I've yet to be won over by fish and chips, although it's not through lack of trying - I've tasted the iconic dish at places in England that are famous for it and ordered it at gastropubs run by celebrity chefs. While there is nothing wrong with it, I don't understand why people love the meal so much. But that doesn't mean I dislike all fried fish - on the contrary. When steaming a fish, only the freshest catch should be used, and the seasonings should be subtle. But with fried fish, stronger flavours are needed.

Thai-style fried pomfret with lemongrass, lime, coriander and chilli sauce (pictured)

Our Thai helper, Kamonwan, cooks this dish often for my husband and me. When she makes it for company, she uses thicker pieces of boneless fish.

With its balanced flavours of hot, sour, salty and sweet, this sauce is fantastic. If you have any leftover, serve it with other types of seafood or grilled meat.

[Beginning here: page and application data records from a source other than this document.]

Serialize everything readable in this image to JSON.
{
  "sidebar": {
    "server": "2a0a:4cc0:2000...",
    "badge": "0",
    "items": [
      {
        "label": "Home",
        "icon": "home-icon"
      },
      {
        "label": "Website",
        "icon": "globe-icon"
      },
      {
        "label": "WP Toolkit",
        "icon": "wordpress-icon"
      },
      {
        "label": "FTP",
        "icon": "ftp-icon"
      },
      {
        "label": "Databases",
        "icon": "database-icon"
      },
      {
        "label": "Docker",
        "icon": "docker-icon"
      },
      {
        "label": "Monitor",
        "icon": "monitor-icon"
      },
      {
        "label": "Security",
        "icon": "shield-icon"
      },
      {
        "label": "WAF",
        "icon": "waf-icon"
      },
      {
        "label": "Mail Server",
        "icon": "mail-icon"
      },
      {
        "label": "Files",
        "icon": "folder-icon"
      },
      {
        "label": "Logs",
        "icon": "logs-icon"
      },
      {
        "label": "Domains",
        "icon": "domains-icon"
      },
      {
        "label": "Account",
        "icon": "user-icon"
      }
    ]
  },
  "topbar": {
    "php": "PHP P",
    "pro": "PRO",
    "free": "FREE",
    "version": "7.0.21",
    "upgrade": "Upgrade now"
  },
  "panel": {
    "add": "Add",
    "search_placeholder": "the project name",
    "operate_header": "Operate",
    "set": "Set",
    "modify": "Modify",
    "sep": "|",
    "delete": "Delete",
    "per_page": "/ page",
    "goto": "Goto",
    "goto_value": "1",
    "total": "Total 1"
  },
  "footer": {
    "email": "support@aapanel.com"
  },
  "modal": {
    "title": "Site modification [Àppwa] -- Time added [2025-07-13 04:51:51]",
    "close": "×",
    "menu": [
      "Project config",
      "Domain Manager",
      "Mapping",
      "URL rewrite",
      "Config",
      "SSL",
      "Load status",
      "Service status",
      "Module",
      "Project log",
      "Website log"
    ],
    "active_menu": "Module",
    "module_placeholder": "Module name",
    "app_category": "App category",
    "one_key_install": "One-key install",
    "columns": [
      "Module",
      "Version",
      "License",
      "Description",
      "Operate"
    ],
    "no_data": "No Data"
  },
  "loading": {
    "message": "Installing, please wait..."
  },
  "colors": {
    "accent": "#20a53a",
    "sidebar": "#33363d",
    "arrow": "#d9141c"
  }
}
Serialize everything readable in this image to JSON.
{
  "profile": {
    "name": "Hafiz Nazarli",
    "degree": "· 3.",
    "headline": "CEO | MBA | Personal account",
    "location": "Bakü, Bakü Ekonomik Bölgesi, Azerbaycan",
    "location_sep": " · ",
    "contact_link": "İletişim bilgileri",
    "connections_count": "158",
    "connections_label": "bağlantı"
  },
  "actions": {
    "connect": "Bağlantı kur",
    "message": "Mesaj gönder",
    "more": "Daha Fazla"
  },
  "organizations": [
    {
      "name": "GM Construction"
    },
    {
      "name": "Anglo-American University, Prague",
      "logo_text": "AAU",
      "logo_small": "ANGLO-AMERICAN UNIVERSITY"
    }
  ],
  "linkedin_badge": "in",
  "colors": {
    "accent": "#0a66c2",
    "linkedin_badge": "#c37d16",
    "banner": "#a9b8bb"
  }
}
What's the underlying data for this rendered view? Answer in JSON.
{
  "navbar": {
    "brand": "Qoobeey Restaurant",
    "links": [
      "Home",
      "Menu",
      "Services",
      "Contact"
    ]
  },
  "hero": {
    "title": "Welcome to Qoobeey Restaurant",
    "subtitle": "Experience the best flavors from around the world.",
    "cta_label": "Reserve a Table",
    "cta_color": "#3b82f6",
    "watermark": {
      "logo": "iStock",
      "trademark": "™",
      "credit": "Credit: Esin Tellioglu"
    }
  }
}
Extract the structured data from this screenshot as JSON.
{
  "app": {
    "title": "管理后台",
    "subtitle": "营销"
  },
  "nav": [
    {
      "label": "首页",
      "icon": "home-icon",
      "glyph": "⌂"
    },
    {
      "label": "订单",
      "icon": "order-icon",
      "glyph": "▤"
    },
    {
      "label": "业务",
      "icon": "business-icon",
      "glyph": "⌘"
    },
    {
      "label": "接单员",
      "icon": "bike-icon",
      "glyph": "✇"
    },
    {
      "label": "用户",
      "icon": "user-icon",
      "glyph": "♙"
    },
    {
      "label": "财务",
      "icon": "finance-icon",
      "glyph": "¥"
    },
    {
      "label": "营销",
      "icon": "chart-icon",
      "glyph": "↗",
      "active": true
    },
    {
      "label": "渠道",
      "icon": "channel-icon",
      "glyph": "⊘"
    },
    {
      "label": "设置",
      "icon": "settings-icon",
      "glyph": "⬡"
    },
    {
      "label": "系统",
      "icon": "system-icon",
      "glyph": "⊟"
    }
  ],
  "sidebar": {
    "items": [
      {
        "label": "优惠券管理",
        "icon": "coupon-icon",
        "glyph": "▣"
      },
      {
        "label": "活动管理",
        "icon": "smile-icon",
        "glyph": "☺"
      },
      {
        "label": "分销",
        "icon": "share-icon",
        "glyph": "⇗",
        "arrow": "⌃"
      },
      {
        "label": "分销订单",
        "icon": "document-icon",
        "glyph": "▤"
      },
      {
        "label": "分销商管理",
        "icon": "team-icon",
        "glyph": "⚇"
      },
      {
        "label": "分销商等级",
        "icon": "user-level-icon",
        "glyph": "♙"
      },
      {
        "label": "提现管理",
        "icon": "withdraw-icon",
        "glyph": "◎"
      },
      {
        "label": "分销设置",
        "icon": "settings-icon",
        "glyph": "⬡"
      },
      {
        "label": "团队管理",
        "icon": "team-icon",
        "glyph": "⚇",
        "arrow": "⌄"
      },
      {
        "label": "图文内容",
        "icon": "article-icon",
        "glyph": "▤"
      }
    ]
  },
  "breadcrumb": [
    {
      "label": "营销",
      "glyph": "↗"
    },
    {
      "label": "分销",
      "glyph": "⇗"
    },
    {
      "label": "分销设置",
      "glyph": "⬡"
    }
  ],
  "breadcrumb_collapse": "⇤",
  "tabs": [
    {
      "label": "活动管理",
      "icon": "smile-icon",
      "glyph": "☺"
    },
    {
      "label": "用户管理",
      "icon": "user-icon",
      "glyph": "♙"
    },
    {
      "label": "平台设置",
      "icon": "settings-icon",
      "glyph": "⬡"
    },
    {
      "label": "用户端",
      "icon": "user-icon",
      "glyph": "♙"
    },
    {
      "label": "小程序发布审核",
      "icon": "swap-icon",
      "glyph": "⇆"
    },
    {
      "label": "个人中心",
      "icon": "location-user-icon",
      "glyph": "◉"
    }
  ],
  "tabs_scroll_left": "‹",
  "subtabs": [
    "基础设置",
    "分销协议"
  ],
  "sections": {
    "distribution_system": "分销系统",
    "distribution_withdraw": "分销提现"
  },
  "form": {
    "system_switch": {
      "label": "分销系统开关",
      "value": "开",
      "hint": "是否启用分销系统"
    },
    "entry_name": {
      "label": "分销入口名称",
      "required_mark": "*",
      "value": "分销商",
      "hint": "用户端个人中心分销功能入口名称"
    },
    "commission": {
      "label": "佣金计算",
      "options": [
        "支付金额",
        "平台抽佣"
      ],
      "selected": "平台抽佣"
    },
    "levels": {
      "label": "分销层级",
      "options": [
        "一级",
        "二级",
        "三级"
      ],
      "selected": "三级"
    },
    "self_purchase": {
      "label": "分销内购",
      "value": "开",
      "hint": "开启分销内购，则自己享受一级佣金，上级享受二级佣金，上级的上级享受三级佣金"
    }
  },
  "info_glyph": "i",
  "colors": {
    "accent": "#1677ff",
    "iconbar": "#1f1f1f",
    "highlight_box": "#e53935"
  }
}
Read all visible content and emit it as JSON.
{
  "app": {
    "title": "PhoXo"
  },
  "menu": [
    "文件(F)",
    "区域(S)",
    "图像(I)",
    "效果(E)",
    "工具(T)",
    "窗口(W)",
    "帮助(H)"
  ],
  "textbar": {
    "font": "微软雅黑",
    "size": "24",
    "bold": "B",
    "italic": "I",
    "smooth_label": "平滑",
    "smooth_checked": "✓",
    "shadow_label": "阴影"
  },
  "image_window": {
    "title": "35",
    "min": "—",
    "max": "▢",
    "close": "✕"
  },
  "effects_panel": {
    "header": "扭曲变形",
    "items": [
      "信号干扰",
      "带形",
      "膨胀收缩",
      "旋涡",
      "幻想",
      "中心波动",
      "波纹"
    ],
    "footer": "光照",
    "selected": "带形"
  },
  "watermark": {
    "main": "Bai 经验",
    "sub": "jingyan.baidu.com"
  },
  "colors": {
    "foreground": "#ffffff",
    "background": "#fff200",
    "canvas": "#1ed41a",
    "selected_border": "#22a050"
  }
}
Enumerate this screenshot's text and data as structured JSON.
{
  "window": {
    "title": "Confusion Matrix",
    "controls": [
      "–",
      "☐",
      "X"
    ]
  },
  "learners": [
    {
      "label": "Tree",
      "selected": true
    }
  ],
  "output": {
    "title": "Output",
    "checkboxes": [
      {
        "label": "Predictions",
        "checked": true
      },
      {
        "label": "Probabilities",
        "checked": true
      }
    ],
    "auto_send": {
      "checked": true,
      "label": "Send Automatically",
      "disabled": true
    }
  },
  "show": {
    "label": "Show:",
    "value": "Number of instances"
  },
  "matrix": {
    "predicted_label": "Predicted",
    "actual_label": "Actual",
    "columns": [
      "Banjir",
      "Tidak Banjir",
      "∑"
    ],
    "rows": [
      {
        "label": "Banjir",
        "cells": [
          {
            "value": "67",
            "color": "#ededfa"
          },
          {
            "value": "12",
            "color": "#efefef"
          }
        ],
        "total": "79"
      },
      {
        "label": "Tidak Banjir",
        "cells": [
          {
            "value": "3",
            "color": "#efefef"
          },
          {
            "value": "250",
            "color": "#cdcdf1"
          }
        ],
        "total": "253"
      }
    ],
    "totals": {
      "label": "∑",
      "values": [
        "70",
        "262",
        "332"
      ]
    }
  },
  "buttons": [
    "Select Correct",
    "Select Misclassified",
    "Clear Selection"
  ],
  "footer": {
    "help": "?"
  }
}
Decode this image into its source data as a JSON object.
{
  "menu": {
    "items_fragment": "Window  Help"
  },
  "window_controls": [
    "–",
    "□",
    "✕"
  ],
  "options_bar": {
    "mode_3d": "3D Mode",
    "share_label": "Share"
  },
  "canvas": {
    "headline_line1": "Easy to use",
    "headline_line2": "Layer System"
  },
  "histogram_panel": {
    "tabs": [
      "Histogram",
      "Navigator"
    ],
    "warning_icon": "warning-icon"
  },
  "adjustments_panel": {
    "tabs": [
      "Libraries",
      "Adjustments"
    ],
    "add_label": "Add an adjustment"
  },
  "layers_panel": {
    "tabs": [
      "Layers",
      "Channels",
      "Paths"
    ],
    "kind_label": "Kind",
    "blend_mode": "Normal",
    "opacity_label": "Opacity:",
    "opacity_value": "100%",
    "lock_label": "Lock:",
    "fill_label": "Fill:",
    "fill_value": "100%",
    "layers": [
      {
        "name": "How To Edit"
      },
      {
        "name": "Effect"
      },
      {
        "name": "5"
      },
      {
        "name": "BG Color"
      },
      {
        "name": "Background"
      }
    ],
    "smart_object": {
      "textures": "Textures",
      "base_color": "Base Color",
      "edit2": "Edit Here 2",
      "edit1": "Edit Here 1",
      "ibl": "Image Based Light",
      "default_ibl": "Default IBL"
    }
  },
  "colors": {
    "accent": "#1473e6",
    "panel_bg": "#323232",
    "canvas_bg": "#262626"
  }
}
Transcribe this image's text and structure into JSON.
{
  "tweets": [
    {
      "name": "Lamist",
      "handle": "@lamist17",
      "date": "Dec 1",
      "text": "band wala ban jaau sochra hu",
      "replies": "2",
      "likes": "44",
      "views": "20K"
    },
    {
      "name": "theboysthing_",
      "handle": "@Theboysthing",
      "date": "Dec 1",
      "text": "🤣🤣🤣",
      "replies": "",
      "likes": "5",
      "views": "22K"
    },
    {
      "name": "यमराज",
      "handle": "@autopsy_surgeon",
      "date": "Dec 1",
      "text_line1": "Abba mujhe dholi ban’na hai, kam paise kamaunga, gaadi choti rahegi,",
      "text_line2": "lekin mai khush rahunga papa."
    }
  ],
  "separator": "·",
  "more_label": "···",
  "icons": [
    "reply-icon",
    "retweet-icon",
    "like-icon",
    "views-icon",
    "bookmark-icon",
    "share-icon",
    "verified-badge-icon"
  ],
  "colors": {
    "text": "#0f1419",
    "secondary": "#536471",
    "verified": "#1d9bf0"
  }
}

1 fresh pomfret, about 350 grams (it can be larger, but check that it fits into your pan)

Cooking oil, for frying

1 lemongrass stalk (the juicy base part only), chopped

3 garlic cloves, roughly chopped

3-4 red bird's-eye chillies,

roughly chopped

2-3 coriander stalks with root attached, roughly chopped

35 grams palm sugar

About 60ml fish sauce

About 70ml fresh lime juice

Fine sea salt

To garnish:

Fresh limes

Garlic cloves, sliced

Red or green bird's-eye chillies

Make the sauce. Dissolve the palm sugar in 45ml of hot water then put it in the bowl of a food processor (or you can use an immersion blender). Add the lemongrass, garlic, chillies, coriander, fish sauce and lime juice, then purée. Taste the sauce and adjust the seasoning, if needed.

Cut three slashes on each side of the pomfret, cutting to the bone. Dry the fish with paper towels. Sprinkle salt lightly over the fish and into the cavity.

Pour cooking oil to the depth of about 1.5cm into a skillet. Heat the oil to 180 degrees Celsius, then fry the fish for about five minutes in total, or until cooked through, flipping it over once. Drain on paper towels.

Put the fish on a plate and generously spoon the sauce over and around it (you might not need it all). Garnish the plate, then serve immediately.

Fried fish tacos

This is probably my favourite way to eat fried fish - something I'd be happy to have at least once a week. It's similar to the fried fish in fish and chips but, instead of serving it with mushy peas and vinegar, you wrap it in a warm corn tortilla and add shredded cabbage, fresh tomatoes and a light creamy sauce.

6-8 corn tortillas, about 15cm in diameter

200 grams green cabbage

150 grams cherry tomatoes (I use the oval or pear-shaped local tomatoes)

Fresh lime juice, to taste

50 grams mayonnaise,

preferably Hellmann's

50 grams sour cream

Fine sea salt and freshly ground black pepper

600 grams white-fleshed fish, cut into long, evenly sized pieces

140 grams plain (all-purpose) flour

½ tsp garlic salt

½ tsp ground paprika

About 200ml sparkling water, chilled

Oil, for frying

To serve:

Fresh lime wedges

Bottled Mexican chilli sauces

Pickled jalapenos (optional)

Thinly shred the cabbage. Dice the tomatoes, then season to taste with salt and lime juice. Mix the mayonnaise with the sour cream, then stir in enough warm water so the mixture can be drizzled.

Use paper towels to dry the fish, then season it lightly with salt and pepper. Pour oil to the depth of about 2cm in a skillet and heat it to 180 degrees.

While the oil is heating, make the batter. In a bowl, use a whisk to thoroughly combine the flour with the garlic salt, paprika, one teaspoon of salt and some black pepper. Add the chilled sparkling water and mix to make a batter that's slightly lumpy. The batter should lightly coat a wooden spoon; if it's too thick, stir in more chilled water until it's the right consistency. Dip the fish in the batter and carefully lay it in the hot oil - cook only a few pieces at a time; do not crowd the pan. Fry the fish until it's cooked through and the batter is golden brown, then drain on paper towels.

Warm the tortillas over the open flame of a gas burner, turning them over so they heat evenly without burning (it's OK if they char slightly). As each tortilla becomes hot and pliable, stack them in a folded-up clean kitchen towel, covering them so they stay warm.

Put one or two pieces of fish on each tortilla and top with some cabbage and tomatoes. Drizzle with the mayonnaise/sour cream mixture, add a few drops (or to taste) of chilli sauce, then squeeze lime juice over the top. Serve immediately.